We live in a community where the Amish are buying a lot of land. They sell their land in Pennsylvania for $20,000 an acre and then move to our region of Wisconsin and buy land for $5000 an acre. So I’m living amongst the yuppie Amish.

That is from Penelope Trunk.  What I find interesting is that I, as an outsider, cannot easily judge whether the Amish should be paying more for high-amenity land, or paying less for low-amenity land.  (Near high-amenity land they can trade more with wealthier people.)  You can make an argument either way that it should be obvious, except it's not.  This is the socialist calculation debate all over again — it's only through a market process that we find out where the Amish should be living.

Opinion warning signs

Robin Hanson makes a list of "Signs that your opinions function more to signal loyalty and ability than to estimate truth:"
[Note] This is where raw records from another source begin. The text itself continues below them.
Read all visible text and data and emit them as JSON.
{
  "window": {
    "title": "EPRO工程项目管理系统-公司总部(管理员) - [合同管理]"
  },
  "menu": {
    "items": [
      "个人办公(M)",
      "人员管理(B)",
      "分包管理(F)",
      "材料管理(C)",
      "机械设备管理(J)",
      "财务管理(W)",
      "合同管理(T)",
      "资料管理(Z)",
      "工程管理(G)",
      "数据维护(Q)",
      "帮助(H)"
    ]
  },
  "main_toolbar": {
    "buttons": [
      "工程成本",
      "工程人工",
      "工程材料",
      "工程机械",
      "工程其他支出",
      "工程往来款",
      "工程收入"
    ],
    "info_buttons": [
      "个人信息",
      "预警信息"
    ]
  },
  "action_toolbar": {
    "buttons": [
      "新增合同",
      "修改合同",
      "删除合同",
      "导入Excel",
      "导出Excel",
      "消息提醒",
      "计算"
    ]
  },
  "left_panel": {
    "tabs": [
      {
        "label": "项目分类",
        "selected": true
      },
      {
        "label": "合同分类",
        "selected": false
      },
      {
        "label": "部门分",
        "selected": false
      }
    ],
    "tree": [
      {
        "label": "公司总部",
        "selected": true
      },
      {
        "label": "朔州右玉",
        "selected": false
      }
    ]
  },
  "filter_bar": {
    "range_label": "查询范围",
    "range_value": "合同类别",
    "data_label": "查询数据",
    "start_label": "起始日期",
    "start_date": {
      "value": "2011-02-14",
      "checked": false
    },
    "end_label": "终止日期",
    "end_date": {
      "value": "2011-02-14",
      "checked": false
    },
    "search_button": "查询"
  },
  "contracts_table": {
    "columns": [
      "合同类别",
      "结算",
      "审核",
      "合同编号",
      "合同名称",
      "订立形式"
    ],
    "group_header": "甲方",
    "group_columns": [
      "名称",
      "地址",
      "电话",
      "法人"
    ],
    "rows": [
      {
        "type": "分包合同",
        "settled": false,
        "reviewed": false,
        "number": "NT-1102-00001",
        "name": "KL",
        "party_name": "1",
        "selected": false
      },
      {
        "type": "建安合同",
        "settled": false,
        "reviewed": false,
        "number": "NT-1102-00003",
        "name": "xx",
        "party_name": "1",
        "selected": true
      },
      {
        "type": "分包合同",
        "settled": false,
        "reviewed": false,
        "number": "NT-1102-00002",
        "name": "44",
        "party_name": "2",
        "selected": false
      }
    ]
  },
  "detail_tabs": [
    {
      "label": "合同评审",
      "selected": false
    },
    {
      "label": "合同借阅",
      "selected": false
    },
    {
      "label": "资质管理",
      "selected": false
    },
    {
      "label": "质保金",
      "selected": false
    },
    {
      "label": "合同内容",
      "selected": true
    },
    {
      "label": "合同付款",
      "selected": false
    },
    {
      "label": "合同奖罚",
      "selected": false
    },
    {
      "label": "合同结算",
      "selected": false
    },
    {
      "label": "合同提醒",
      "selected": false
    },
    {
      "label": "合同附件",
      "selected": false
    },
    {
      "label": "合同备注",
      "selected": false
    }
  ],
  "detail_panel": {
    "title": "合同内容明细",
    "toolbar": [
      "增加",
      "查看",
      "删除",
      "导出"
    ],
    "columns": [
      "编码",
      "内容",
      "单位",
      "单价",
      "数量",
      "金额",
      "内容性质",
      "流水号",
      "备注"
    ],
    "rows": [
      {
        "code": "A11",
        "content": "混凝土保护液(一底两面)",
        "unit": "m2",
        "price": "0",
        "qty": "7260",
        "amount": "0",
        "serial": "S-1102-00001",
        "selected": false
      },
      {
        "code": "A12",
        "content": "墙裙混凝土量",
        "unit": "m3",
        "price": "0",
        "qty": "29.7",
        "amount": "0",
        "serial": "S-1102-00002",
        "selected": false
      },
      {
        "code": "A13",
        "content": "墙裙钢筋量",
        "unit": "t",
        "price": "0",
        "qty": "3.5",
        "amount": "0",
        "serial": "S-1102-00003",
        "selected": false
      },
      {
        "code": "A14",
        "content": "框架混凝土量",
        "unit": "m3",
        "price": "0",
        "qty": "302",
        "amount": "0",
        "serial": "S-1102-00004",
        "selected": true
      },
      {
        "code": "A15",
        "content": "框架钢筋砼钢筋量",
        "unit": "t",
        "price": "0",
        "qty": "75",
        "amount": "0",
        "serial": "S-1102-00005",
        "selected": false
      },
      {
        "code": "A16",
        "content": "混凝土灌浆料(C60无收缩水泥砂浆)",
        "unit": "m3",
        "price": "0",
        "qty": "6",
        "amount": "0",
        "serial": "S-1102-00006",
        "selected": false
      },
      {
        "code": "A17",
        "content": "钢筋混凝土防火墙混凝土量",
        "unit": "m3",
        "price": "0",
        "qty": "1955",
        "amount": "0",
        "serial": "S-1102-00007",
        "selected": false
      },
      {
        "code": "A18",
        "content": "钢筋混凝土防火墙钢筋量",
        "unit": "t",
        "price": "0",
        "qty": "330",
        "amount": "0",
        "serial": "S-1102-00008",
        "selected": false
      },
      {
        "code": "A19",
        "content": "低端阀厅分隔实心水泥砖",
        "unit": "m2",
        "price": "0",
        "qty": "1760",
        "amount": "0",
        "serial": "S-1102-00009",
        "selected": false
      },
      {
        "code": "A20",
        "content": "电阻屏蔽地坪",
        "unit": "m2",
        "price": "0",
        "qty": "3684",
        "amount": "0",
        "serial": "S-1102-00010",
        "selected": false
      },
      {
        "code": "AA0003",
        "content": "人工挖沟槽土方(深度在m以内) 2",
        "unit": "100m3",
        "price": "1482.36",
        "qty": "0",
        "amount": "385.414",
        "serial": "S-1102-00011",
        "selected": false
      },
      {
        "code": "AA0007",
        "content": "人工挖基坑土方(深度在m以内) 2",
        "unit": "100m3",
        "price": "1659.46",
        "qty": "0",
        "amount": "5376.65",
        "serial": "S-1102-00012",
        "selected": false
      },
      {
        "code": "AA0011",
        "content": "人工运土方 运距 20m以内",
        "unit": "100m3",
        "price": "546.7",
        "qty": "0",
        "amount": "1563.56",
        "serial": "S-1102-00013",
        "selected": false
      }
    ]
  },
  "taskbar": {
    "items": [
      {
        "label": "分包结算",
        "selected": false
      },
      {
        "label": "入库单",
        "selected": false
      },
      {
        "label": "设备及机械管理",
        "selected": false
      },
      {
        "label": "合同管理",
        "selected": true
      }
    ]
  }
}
  1. You find it hard to be enthusiastic for something until you know that others oppose it.
  2. You have little interest in getting clear on what exactly is the position being argued.
  3. Realizing that a topic is important and neglected doesn’t make you much interested.
  4. You have little interest in digging to bigger topics behind commonly argued topics.
  5. You are less interested in a topic when you don’t foresee being able to talk about it.
  6. You are uncomfortable taking a position near the middle of the opinion distribution.
  7. You are uncomfortable taking a position of high uncertainty about who is right.
  8. You care far more about current nearby events than similar distant or past/future events.
  9. You find it easy to conclude that those who disagree with you are insincere or stupid.
  10. You are reluctant to change your publicly stated positions in response to new info.
  11. You are reluctant to agree a rival’s claim, even if you had no prior opinion on the topic.
  12. More?

I would add: You feel uncomfortable taking a position which raises the status of the people you usually disagree with.

Strange prices at Johnny Rocket’s

Ben Daniels writes to me:

Seen at Johnny Rocket's near LACMA:

Pancakes. Delicious buttermilk pancakes, served with bacon or sausage & warm syrup.

Two pancakes 4.99  

Three pancakes 4.99

Error aside, how might we account for this?  One option is that the company wants to give the "three pancake consumers" the sense they are receiving a bargain.  I suspect, by the way, that the marginal supply cost of an extra pancake is quite small.  The extra pancake may also increase your demand for high-margin beverages.  What else might be the explanation?